It was William F. Buckley Jr. who said he would rather be governed by the first 2,000 people in the Boston telephone directory than by the 2,000 people on the faculty at Harvard. In that spirit:
The latest Rasmussen Reports national telephone survey of Likely U.S. Voters shows that 43% believe a group of people randomly selected from the phone book would do a better job than the current Congress. Thirty-eight percent (38%) disagree with that assessment, while another 19% are not sure. (To see survey question wording, click here.)
I think that's another way to say, "The fact that they want the job proves that they shouldn't have it." People chosen from the phone book (or by some other other randomizing method) would be forced to learn how Congress works and then would go about getting stuff done. People who actually run for the office start with a polarized attitude, which they apply chiefly to getting re-elected. The original idea in this country was that our national leaders would be ordinary people with real lives who do government service for a brief time, then return to their normal lives.
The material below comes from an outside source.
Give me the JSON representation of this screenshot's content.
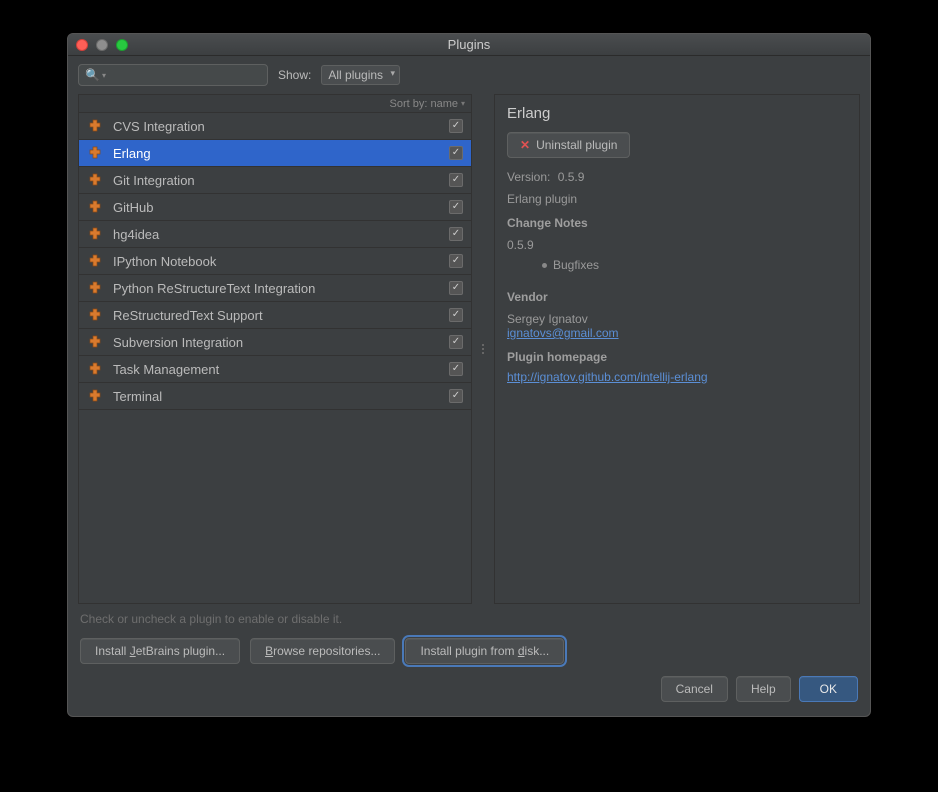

Randomly selecting people from the phone book would be closer to that ideal than what we have now.